TURNER, HAENKE AND HUBBARD GLACIERS 95
pronounced medial moraine. Clear ice exceeded debris-laden ice in the south half of the glacier, while in the north half there were no medial moraines and the north lateral moraine was not wide.
The ice cliff is in general regular, reaching its maximum height within a quarter of a mile of the south side. In detail it is made up of innumerable points and recesses, the foremost cape being south of the middle of the glacier. Rapid movement, of undetermined rate, is indicated by severe crevassing and incessant iceberg discharge, even the d6bris-laden wing-tips being much broken in 1905.
Changes Between 1891 and 1906. Photographs taken in 1905 on Haenke Island from the exact site of Gilbert's 1899 picture, and from as near the site of Russell's 1891 picture as the growth of alder would permit its location, show the following changes, which have previously been announced.1
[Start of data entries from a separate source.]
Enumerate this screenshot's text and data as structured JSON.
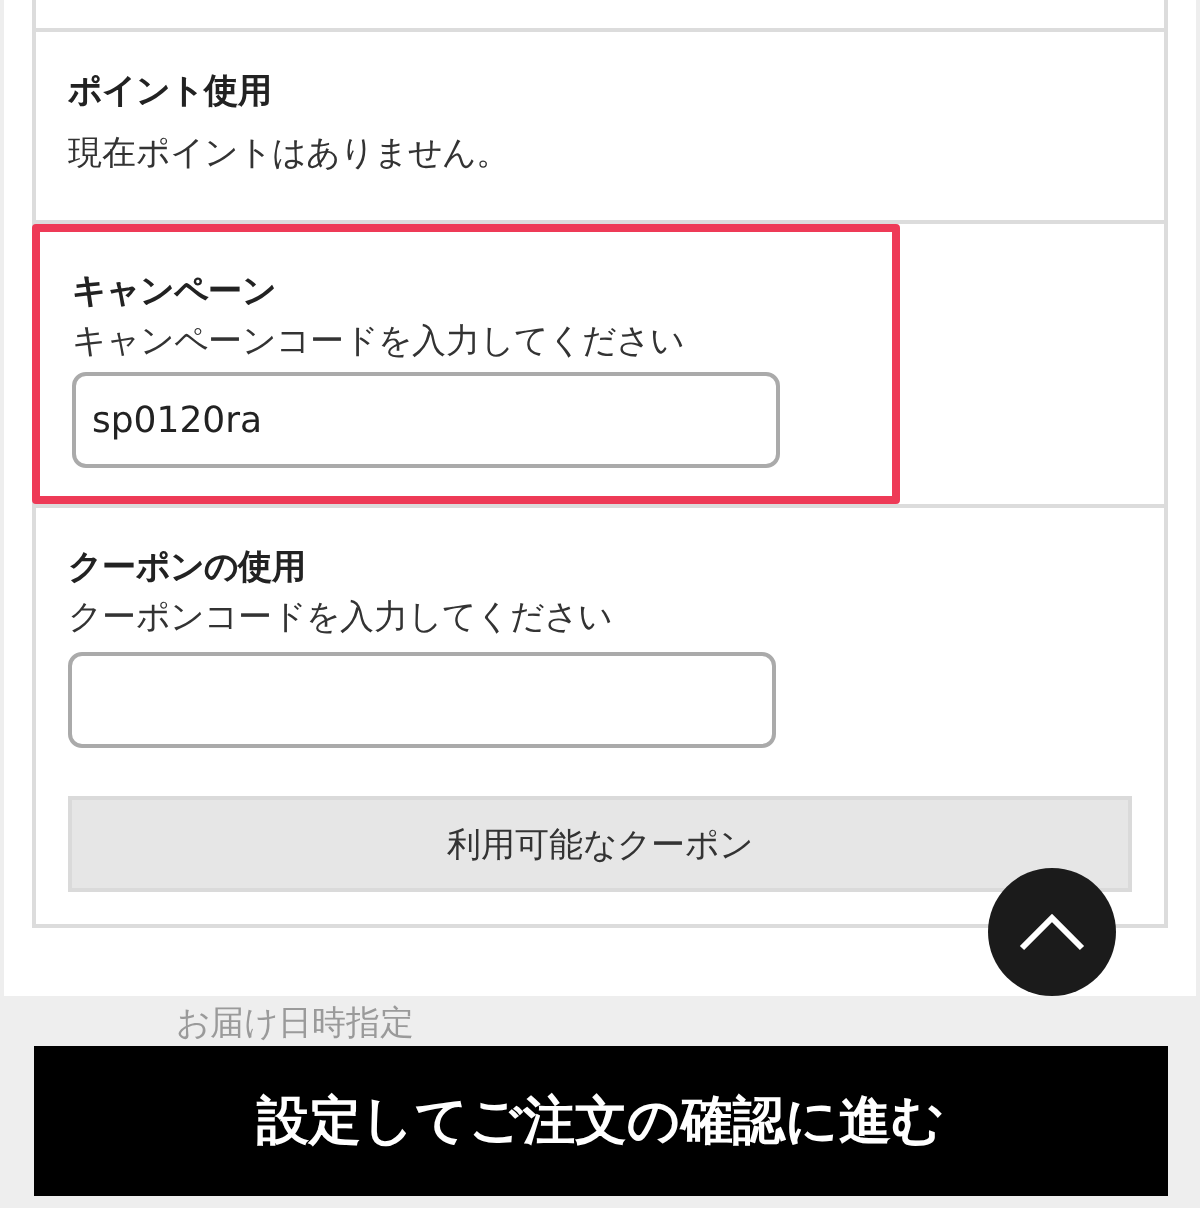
{
  "points": {
    "heading": "ポイント使用",
    "message": "現在ポイントはありません。"
  },
  "campaign": {
    "heading": "キャンペーン",
    "instruction": "キャンペーンコードを入力してください",
    "value": "sp0120ra",
    "highlighted": true
  },
  "coupon": {
    "heading": "クーポンの使用",
    "instruction": "クーポンコードを入力してください",
    "button": "利用可能なクーポン"
  },
  "next_section": {
    "heading": "お届け日時指定"
  },
  "submit_button": "設定してご注文の確認に進む"
}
Between 1891 and 1905 Turner Glacier receded, the moraine-veneered tip, and the edge of the clear ice on the south, going back two to three hundred yards and the north edge an equal amount. The centre of the glacier receded a quarter of a mile, as shown by the truncation of the medial moraine. There were minor differences in the distribution of moraine on the ice.
Between 1899 and 1905 the middle of the glacier receded, showing that fully two-thirds of the recession of Turner Glacier between 1891 and 1905 took place between 1899 and 1905. But the north and south glacier tips advanced, both the clear and the debris-laden ice on the north side extending fully a quarter of a mile farther in 1905 than in 1899, while the south side advanced one or two hundred yards and was greatly broken clear up to the edge.
Therefore, as Gilbert showed, there was recession between 1891 and 1899; but there was net recession between 1891 and 1905 with advance of the middle between 1899 and 1901 and with advance and breaking on the edges and retreat in the center between 1901 and 1905.
This general recession is evidenced along the south margin of Turner Glacier where there was a low moraine in 1905 with no ice in it and no vegetation upon its surface. This was perhaps the moraine that the glacier margin touched at the time of Russell's 1891 picture. Just beyond this, and not far above the present glacier surface, the growth of good-sized alders, estimated to be not less than 20 years old, proved that the glacier had not recently been much higher than in 1905. No spruces had advanced within several miles of Turner Glacier.
Condition in 1906 and 1909. The only noticeable modification between 1905 and 1906 was a slight change in the position of the medial moraine, suggesting a minor advance in the central portion of the glacier. In 1909, however, notable change was seen. By comparing the 1906 and 1909 views of Turner Glacier from Osier Island, recession in the northern wing was indicated by the noticeable increase hi the area covered by moraine. A visit to the southern margin was made and photographic sites of 1905 and 1906 were re-occupied. Here it was found that the southern wing had receded sjightly (PI. XXXIX) and its crevassed condition had disappeared, being replaced by a moraine-covered, uncrevassed margin, and that the ice over the steep part of the glacier was
i Tarr, R. S. and Martin, Lawrence, Glaciers and Glaciation of Yakutat Bay, Alaska, Bull. Amer. Geog. Soc., Vol. XXXVm, 1906, p. 154; Tarr, R. S., the Yakutat Bay Region. Alaska, Professional Paper 64, U. S. Geol. Survey, 1909, pp. 40-41.